§ **DATA SECTION**
/---
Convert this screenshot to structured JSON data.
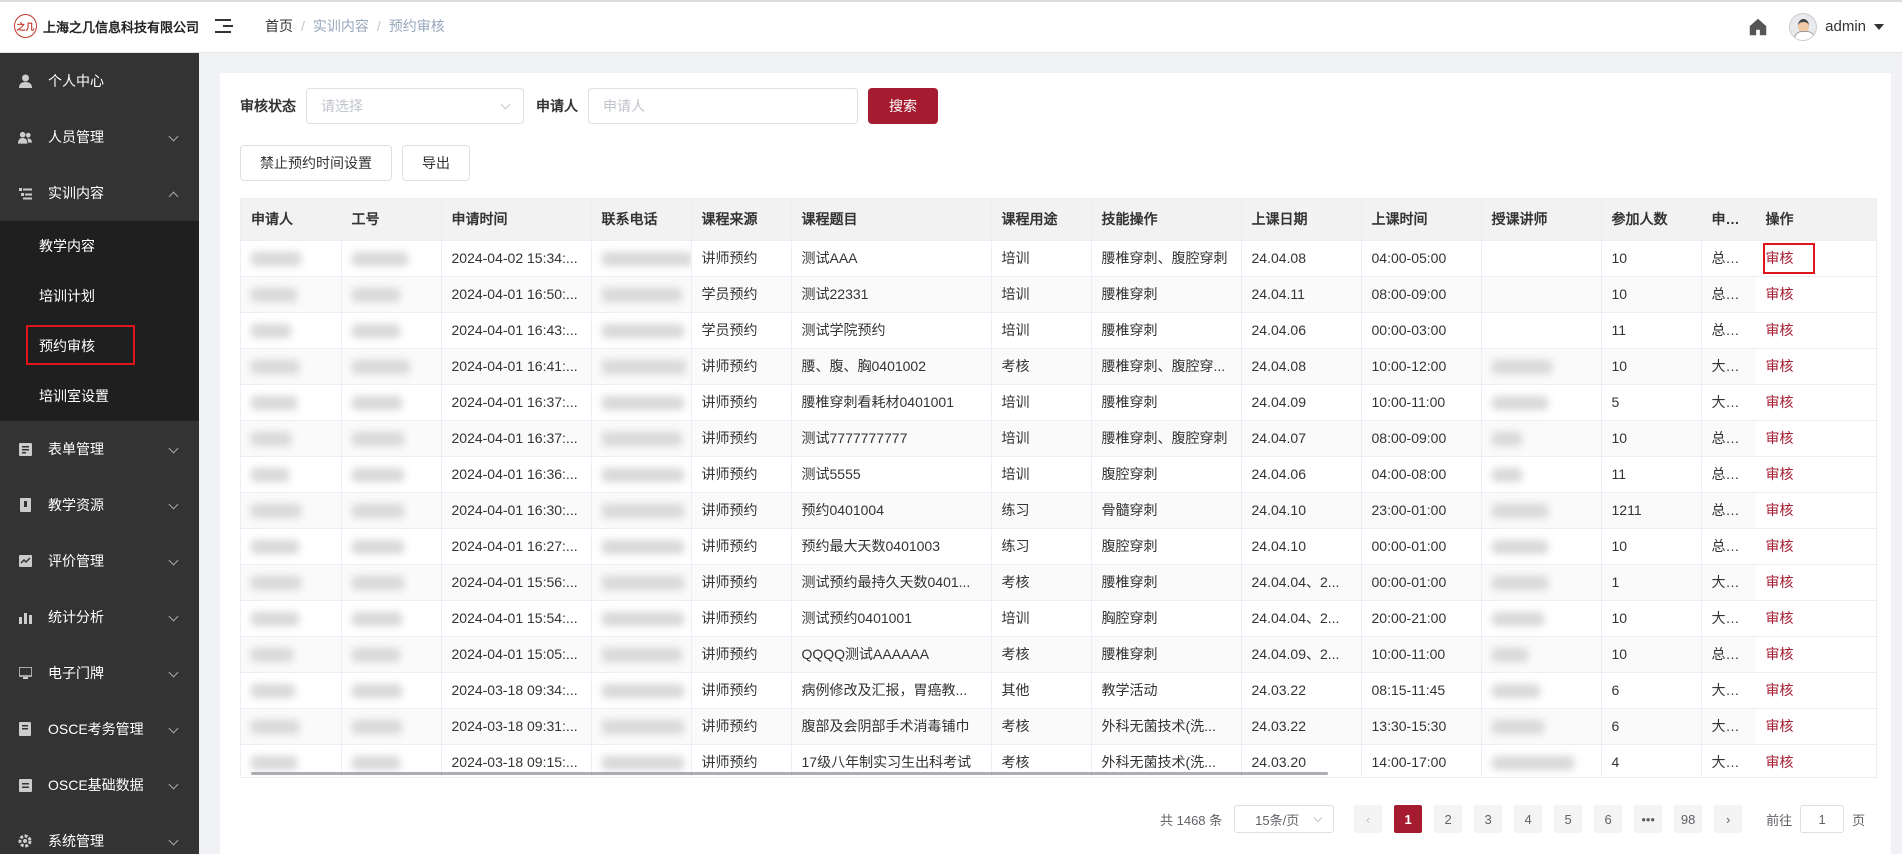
{
  "header": {
    "logo_mark": "之几",
    "logo_text": "上海之几信息科技有限公司",
    "breadcrumb": [
      "首页",
      "实训内容",
      "预约审核"
    ],
    "user_name": "admin"
  },
  "sidebar": {
    "items": [
      {
        "label": "个人中心",
        "icon": "person-icon"
      },
      {
        "label": "人员管理",
        "icon": "people-icon"
      },
      {
        "label": "实训内容",
        "icon": "list-icon",
        "expanded": true,
        "children": [
          "教学内容",
          "培训计划",
          "预约审核",
          "培训室设置"
        ]
      },
      {
        "label": "表单管理",
        "icon": "form-icon"
      },
      {
        "label": "教学资源",
        "icon": "resource-icon"
      },
      {
        "label": "评价管理",
        "icon": "evaluation-icon"
      },
      {
        "label": "统计分析",
        "icon": "bar-chart-icon"
      },
      {
        "label": "电子门牌",
        "icon": "monitor-icon"
      },
      {
        "label": "OSCE考务管理",
        "icon": "exam-icon"
      },
      {
        "label": "OSCE基础数据",
        "icon": "database-icon"
      },
      {
        "label": "系统管理",
        "icon": "gear-icon"
      }
    ],
    "active_child": "预约审核"
  },
  "filters": {
    "status_label": "审核状态",
    "status_placeholder": "请选择",
    "applicant_label": "申请人",
    "applicant_placeholder": "申请人",
    "search_button": "搜索"
  },
  "actions": {
    "forbid_button": "禁止预约时间设置",
    "export_button": "导出"
  },
  "table": {
    "columns": [
      "申请人",
      "工号",
      "申请时间",
      "联系电话",
      "课程来源",
      "课程题目",
      "课程用途",
      "技能操作",
      "上课日期",
      "上课时间",
      "授课讲师",
      "参加人数",
      "申请院区",
      "操作"
    ],
    "rows": [
      [
        "2024-04-02 15:34:...",
        "讲师预约",
        "测试AAA",
        "培训",
        "腰椎穿刺、腹腔穿刺",
        "24.04.08",
        "04:00-05:00",
        "10",
        "总部一期"
      ],
      [
        "2024-04-01 16:50:...",
        "学员预约",
        "测试22331",
        "培训",
        "腰椎穿刺",
        "24.04.11",
        "08:00-09:00",
        "10",
        "总部一期"
      ],
      [
        "2024-04-01 16:43:...",
        "学员预约",
        "测试学院预约",
        "培训",
        "腰椎穿刺",
        "24.04.06",
        "00:00-03:00",
        "11",
        "总部一期"
      ],
      [
        "2024-04-01 16:41:...",
        "讲师预约",
        "腰、腹、胸0401002",
        "考核",
        "腰椎穿刺、腹腔穿...",
        "24.04.08",
        "10:00-12:00",
        "10",
        "大学路院区"
      ],
      [
        "2024-04-01 16:37:...",
        "讲师预约",
        "腰椎穿刺看耗材0401001",
        "培训",
        "腰椎穿刺",
        "24.04.09",
        "10:00-11:00",
        "5",
        "大学路院区"
      ],
      [
        "2024-04-01 16:37:...",
        "讲师预约",
        "测试7777777777",
        "培训",
        "腰椎穿刺、腹腔穿刺",
        "24.04.07",
        "08:00-09:00",
        "10",
        "总部一期"
      ],
      [
        "2024-04-01 16:36:...",
        "讲师预约",
        "测试5555",
        "培训",
        "腹腔穿刺",
        "24.04.06",
        "04:00-08:00",
        "11",
        "总部一期"
      ],
      [
        "2024-04-01 16:30:...",
        "讲师预约",
        "预约0401004",
        "练习",
        "骨髓穿刺",
        "24.04.10",
        "23:00-01:00",
        "1211",
        "总部一期"
      ],
      [
        "2024-04-01 16:27:...",
        "讲师预约",
        "预约最大天数0401003",
        "练习",
        "腹腔穿刺",
        "24.04.10",
        "00:00-01:00",
        "10",
        "总部一期"
      ],
      [
        "2024-04-01 15:56:...",
        "讲师预约",
        "测试预约最持久天数0401...",
        "考核",
        "腰椎穿刺",
        "24.04.04、2...",
        "00:00-01:00",
        "1",
        "大学路院区"
      ],
      [
        "2024-04-01 15:54:...",
        "讲师预约",
        "测试预约0401001",
        "培训",
        "胸腔穿刺",
        "24.04.04、2...",
        "20:00-21:00",
        "10",
        "大学路院区"
      ],
      [
        "2024-04-01 15:05:...",
        "讲师预约",
        "QQQQ测试AAAAAA",
        "考核",
        "腰椎穿刺",
        "24.04.09、2...",
        "10:00-11:00",
        "10",
        "总部一期"
      ],
      [
        "2024-03-18 09:34:...",
        "讲师预约",
        "病例修改及汇报，胃癌教...",
        "其他",
        "教学活动",
        "24.03.22",
        "08:15-11:45",
        "6",
        "大学路院区"
      ],
      [
        "2024-03-18 09:31:...",
        "讲师预约",
        "腹部及会阴部手术消毒铺巾",
        "考核",
        "外科无菌技术(洗...",
        "24.03.22",
        "13:30-15:30",
        "6",
        "大学路院区"
      ],
      [
        "2024-03-18 09:15:...",
        "讲师预约",
        "17级八年制实习生出科考试",
        "考核",
        "外科无菌技术(洗...",
        "24.03.20",
        "14:00-17:00",
        "4",
        "大学路院区"
      ]
    ],
    "op_label": "审核"
  },
  "pagination": {
    "total_text": "共 1468 条",
    "page_size": "15条/页",
    "pages": [
      "1",
      "2",
      "3",
      "4",
      "5",
      "6",
      "•••",
      "98"
    ],
    "current": "1",
    "prev": "‹",
    "next": "›",
    "jump_prefix": "前往",
    "jump_value": "1",
    "jump_suffix": "页"
  },
  "colors": {
    "sidebar_bg": "#333333",
    "submenu_bg": "#1f1f1f",
    "primary": "#a51c30",
    "highlight_box": "#e0151b"
  }
}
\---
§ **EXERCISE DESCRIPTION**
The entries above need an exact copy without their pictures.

§ **RESPONSE TO THIS EXERCISE**
Convert this screenshot to structured JSON data.
{
  "header": {
    "logo_mark": "之几",
    "logo_text": "上海之几信息科技有限公司",
    "breadcrumb": [
      "首页",
      "实训内容",
      "预约审核"
    ],
    "user_name": "admin"
  },
  "sidebar": {
    "items": [
      {
        "label": "个人中心",
        "icon": "person-icon"
      },
      {
        "label": "人员管理",
        "icon": "people-icon"
      },
      {
        "label": "实训内容",
        "icon": "list-icon",
        "expanded": true,
        "children": [
          "教学内容",
          "培训计划",
          "预约审核",
          "培训室设置"
        ]
      },
      {
        "label": "表单管理",
        "icon": "form-icon"
      },
      {
        "label": "教学资源",
        "icon": "resource-icon"
      },
      {
        "label": "评价管理",
        "icon": "evaluation-icon"
      },
      {
        "label": "统计分析",
        "icon": "bar-chart-icon"
      },
      {
        "label": "电子门牌",
        "icon": "monitor-icon"
      },
      {
        "label": "OSCE考务管理",
        "icon": "exam-icon"
      },
      {
        "label": "OSCE基础数据",
        "icon": "database-icon"
      },
      {
        "label": "系统管理",
        "icon": "gear-icon"
      }
    ],
    "active_child": "预约审核"
  },
  "filters": {
    "status_label": "审核状态",
    "status_placeholder": "请选择",
    "applicant_label": "申请人",
    "applicant_placeholder": "申请人",
    "search_button": "搜索"
  },
  "actions": {
    "forbid_button": "禁止预约时间设置",
    "export_button": "导出"
  },
  "table": {
    "columns": [
      "申请人",
      "工号",
      "申请时间",
      "联系电话",
      "课程来源",
      "课程题目",
      "课程用途",
      "技能操作",
      "上课日期",
      "上课时间",
      "授课讲师",
      "参加人数",
      "申请院区",
      "操作"
    ],
    "rows": [
      [
        "2024-04-02 15:34:...",
        "讲师预约",
        "测试AAA",
        "培训",
        "腰椎穿刺、腹腔穿刺",
        "24.04.08",
        "04:00-05:00",
        "10",
        "总部一期"
      ],
      [
        "2024-04-01 16:50:...",
        "学员预约",
        "测试22331",
        "培训",
        "腰椎穿刺",
        "24.04.11",
        "08:00-09:00",
        "10",
        "总部一期"
      ],
      [
        "2024-04-01 16:43:...",
        "学员预约",
        "测试学院预约",
        "培训",
        "腰椎穿刺",
        "24.04.06",
        "00:00-03:00",
        "11",
        "总部一期"
      ],
      [
        "2024-04-01 16:41:...",
        "讲师预约",
        "腰、腹、胸0401002",
        "考核",
        "腰椎穿刺、腹腔穿...",
        "24.04.08",
        "10:00-12:00",
        "10",
        "大学路院区"
      ],
      [
        "2024-04-01 16:37:...",
        "讲师预约",
        "腰椎穿刺看耗材0401001",
        "培训",
        "腰椎穿刺",
        "24.04.09",
        "10:00-11:00",
        "5",
        "大学路院区"
      ],
      [
        "2024-04-01 16:37:...",
        "讲师预约",
        "测试7777777777",
        "培训",
        "腰椎穿刺、腹腔穿刺",
        "24.04.07",
        "08:00-09:00",
        "10",
        "总部一期"
      ],
      [
        "2024-04-01 16:36:...",
        "讲师预约",
        "测试5555",
        "培训",
        "腹腔穿刺",
        "24.04.06",
        "04:00-08:00",
        "11",
        "总部一期"
      ],
      [
        "2024-04-01 16:30:...",
        "讲师预约",
        "预约0401004",
        "练习",
        "骨髓穿刺",
        "24.04.10",
        "23:00-01:00",
        "1211",
        "总部一期"
      ],
      [
        "2024-04-01 16:27:...",
        "讲师预约",
        "预约最大天数0401003",
        "练习",
        "腹腔穿刺",
        "24.04.10",
        "00:00-01:00",
        "10",
        "总部一期"
      ],
      [
        "2024-04-01 15:56:...",
        "讲师预约",
        "测试预约最持久天数0401...",
        "考核",
        "腰椎穿刺",
        "24.04.04、2...",
        "00:00-01:00",
        "1",
        "大学路院区"
      ],
      [
        "2024-04-01 15:54:...",
        "讲师预约",
        "测试预约0401001",
        "培训",
        "胸腔穿刺",
        "24.04.04、2...",
        "20:00-21:00",
        "10",
        "大学路院区"
      ],
      [
        "2024-04-01 15:05:...",
        "讲师预约",
        "QQQQ测试AAAAAA",
        "考核",
        "腰椎穿刺",
        "24.04.09、2...",
        "10:00-11:00",
        "10",
        "总部一期"
      ],
      [
        "2024-03-18 09:34:...",
        "讲师预约",
        "病例修改及汇报，胃癌教...",
        "其他",
        "教学活动",
        "24.03.22",
        "08:15-11:45",
        "6",
        "大学路院区"
      ],
      [
        "2024-03-18 09:31:...",
        "讲师预约",
        "腹部及会阴部手术消毒铺巾",
        "考核",
        "外科无菌技术(洗...",
        "24.03.22",
        "13:30-15:30",
        "6",
        "大学路院区"
      ],
      [
        "2024-03-18 09:15:...",
        "讲师预约",
        "17级八年制实习生出科考试",
        "考核",
        "外科无菌技术(洗...",
        "24.03.20",
        "14:00-17:00",
        "4",
        "大学路院区"
      ]
    ],
    "op_label": "审核"
  },
  "pagination": {
    "total_text": "共 1468 条",
    "page_size": "15条/页",
    "pages": [
      "1",
      "2",
      "3",
      "4",
      "5",
      "6",
      "•••",
      "98"
    ],
    "current": "1",
    "prev": "‹",
    "next": "›",
    "jump_prefix": "前往",
    "jump_value": "1",
    "jump_suffix": "页"
  },
  "colors": {
    "sidebar_bg": "#333333",
    "submenu_bg": "#1f1f1f",
    "primary": "#a51c30",
    "highlight_box": "#e0151b"
  }
}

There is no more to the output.